» **Task description**
In the listing below, find every line containing "Call" and copy it out.
== Records for processing
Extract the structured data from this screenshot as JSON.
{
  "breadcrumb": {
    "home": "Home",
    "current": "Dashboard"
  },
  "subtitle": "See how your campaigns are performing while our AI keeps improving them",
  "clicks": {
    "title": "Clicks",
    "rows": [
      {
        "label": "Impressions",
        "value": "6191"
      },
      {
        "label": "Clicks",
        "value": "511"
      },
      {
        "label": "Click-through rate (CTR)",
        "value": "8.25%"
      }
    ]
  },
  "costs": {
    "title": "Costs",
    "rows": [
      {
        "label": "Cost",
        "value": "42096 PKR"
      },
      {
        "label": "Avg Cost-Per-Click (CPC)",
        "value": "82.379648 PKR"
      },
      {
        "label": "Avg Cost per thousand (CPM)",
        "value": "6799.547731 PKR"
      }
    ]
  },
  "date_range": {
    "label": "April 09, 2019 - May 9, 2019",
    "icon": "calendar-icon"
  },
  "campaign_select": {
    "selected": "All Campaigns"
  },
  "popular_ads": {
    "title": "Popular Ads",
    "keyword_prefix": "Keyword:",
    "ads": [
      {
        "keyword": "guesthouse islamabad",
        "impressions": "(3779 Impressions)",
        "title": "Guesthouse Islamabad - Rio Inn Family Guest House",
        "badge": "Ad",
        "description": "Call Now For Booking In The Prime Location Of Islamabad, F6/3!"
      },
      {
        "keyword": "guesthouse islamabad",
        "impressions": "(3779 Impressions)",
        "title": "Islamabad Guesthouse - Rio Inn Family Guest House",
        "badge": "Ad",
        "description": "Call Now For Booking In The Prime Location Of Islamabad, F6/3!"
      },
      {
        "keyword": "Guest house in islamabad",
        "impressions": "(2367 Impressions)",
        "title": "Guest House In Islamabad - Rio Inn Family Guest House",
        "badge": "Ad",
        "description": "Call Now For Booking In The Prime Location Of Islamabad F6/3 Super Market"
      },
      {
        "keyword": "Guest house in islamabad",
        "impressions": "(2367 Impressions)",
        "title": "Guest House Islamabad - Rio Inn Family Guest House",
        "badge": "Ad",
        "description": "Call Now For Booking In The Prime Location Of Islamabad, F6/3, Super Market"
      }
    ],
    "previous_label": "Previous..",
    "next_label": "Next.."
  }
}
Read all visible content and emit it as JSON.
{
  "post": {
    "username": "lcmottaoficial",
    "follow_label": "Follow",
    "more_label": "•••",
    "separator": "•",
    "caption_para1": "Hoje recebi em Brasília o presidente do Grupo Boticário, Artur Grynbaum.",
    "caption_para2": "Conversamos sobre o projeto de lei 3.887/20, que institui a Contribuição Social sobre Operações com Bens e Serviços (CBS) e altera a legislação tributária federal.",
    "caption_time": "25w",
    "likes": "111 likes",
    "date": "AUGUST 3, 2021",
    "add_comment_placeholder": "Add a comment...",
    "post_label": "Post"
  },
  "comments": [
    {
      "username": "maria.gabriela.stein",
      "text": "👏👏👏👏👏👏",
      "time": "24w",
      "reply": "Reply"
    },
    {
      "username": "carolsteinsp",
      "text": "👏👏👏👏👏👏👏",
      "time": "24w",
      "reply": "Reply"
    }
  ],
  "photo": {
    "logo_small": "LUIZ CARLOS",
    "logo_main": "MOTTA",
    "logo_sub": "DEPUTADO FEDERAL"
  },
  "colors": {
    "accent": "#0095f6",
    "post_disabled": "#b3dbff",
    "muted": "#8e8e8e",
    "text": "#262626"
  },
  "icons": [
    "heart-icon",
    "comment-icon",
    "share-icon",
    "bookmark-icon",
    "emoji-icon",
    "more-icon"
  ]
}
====
» **Solution**
        "description": "Call Now For Booking In The Prime Location Of Islamabad, F6/3!"
        "description": "Call Now For Booking In The Prime Location Of Islamabad, F6/3!"
        "description": "Call Now For Booking In The Prime Location Of Islamabad F6/3 Super Market"
        "description": "Call Now For Booking In The Prime Location Of Islamabad, F6/3, Super Market"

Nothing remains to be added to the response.